__WORK TASK__: The line that contains "Output a JSON" and all lines following it to the end of the data below: set these down exactly, and nothing besides.

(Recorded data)
————

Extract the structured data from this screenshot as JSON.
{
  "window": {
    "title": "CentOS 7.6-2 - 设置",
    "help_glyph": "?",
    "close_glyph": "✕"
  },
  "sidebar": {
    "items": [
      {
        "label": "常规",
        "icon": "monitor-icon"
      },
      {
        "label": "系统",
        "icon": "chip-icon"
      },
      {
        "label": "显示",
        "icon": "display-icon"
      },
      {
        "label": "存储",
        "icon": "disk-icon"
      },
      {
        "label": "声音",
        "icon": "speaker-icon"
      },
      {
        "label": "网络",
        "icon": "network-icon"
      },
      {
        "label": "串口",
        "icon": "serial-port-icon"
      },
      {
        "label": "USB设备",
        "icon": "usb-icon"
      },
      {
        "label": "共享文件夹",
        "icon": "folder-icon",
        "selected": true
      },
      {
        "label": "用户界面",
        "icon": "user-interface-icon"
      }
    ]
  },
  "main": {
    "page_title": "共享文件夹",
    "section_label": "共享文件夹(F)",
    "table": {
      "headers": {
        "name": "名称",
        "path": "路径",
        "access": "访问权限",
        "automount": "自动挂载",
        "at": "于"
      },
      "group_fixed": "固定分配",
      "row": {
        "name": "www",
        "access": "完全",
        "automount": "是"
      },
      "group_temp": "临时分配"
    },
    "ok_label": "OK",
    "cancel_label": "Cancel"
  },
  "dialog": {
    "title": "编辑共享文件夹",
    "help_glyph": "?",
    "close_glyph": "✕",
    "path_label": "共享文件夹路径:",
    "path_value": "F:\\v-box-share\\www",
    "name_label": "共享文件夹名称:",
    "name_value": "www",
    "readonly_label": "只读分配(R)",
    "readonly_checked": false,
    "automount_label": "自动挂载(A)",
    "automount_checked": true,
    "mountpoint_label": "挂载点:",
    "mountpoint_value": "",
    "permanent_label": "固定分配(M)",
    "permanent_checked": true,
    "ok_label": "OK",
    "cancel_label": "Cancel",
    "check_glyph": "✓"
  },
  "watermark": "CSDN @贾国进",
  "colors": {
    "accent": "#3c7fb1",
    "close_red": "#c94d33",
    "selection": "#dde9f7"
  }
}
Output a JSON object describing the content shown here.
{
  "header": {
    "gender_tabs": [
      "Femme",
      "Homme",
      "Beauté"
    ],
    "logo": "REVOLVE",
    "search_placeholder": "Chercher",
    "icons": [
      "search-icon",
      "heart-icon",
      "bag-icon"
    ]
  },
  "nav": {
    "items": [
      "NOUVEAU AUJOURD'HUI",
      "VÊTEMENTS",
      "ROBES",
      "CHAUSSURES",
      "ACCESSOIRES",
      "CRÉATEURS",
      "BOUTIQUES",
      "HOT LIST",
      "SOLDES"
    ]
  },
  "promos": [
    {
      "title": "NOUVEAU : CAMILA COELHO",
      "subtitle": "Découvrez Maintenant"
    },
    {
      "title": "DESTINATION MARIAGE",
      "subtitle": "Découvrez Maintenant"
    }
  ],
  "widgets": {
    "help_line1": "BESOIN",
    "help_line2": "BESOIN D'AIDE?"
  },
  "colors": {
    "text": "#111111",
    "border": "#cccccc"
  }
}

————

__FINISHED TASK__:
Output a JSON object describing the content shown here.
{
  "header": {
    "gender_tabs": [
      "Femme",
      "Homme",
      "Beauté"
    ],
    "logo": "REVOLVE",
    "search_placeholder": "Chercher",
    "icons": [
      "search-icon",
      "heart-icon",
      "bag-icon"
    ]
  },
  "nav": {
    "items": [
      "NOUVEAU AUJOURD'HUI",
      "VÊTEMENTS",
      "ROBES",
      "CHAUSSURES",
      "ACCESSOIRES",
      "CRÉATEURS",
      "BOUTIQUES",
      "HOT LIST",
      "SOLDES"
    ]
  },
  "promos": [
    {
      "title": "NOUVEAU : CAMILA COELHO",
      "subtitle": "Découvrez Maintenant"
    },
    {
      "title": "DESTINATION MARIAGE",
      "subtitle": "Découvrez Maintenant"
    }
  ],
  "widgets": {
    "help_line1": "BESOIN",
    "help_line2": "BESOIN D'AIDE?"
  },
  "colors": {
    "text": "#111111",
    "border": "#cccccc"
  }
}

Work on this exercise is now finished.